Museum open Weds–Mon, Sea Center on Stearns Wharf open daily; both 10:00 AM–5:00 PM


See our handy guide to critters found in local homes and our Central Coast Butterfly FAQ. Browse the insects and other terrestrial arthropods we’ve identified. Check out local marine invertebrates, particularly bivalve mollusks and intertidal organisms.



Can you tell what type of grasshopper this is? I saw it out at UCSB West Campus.

Thank you!


Kevin, Goleta - May 15, 2023

Curator Response

Hi Kevin,

Thanks for sharing your grasshopper. This is is an adult of one of the band-winged grasshoppers (family Acrididae, subfamily Oedipodinae), probably the species Trimerotropis pallidipennis, the Pallid-winged Grasshopper, judging by the pattern, coloration, and overall proportions. Members of this subfamily are called band-winged grasshoppers because their hind wing, hidden by the front wing at rest, often reveals a black band bordering striking colors when unfolded. This can be seen when these grasshoppers make one of their distinctive flying leaps, often accompanied by a loud crackling noise (called crepitation) produced when the membranes between the veins in the hind wings are suddenly popped taut. Trimerotropis pallidipennis reveals a pale yellowish hind wing, but other local members can display orange, pink, red, green, or even bright blue hind wings!

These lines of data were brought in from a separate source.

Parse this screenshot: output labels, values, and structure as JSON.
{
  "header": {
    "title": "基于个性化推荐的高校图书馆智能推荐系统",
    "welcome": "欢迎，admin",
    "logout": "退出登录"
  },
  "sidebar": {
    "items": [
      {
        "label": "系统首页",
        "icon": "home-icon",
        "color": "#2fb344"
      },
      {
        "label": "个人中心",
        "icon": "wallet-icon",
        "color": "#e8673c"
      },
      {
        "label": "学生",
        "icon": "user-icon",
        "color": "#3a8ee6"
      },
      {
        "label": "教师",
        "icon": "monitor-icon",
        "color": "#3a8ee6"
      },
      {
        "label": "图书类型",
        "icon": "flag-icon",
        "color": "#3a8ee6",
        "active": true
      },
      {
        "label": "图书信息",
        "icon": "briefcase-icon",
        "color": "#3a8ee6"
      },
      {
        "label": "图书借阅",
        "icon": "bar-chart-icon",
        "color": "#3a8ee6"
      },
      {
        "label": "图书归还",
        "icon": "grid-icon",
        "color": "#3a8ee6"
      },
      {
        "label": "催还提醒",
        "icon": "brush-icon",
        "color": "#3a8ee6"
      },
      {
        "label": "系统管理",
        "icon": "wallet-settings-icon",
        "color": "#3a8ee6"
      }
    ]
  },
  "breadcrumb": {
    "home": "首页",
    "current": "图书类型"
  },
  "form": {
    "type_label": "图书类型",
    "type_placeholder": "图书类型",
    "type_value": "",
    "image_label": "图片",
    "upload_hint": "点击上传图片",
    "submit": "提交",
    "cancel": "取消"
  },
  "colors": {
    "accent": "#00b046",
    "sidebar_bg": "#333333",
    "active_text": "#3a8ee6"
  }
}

Stay curious,

Schlinger Chair and Curator of Entomology Matthew Gimmel, Ph.D.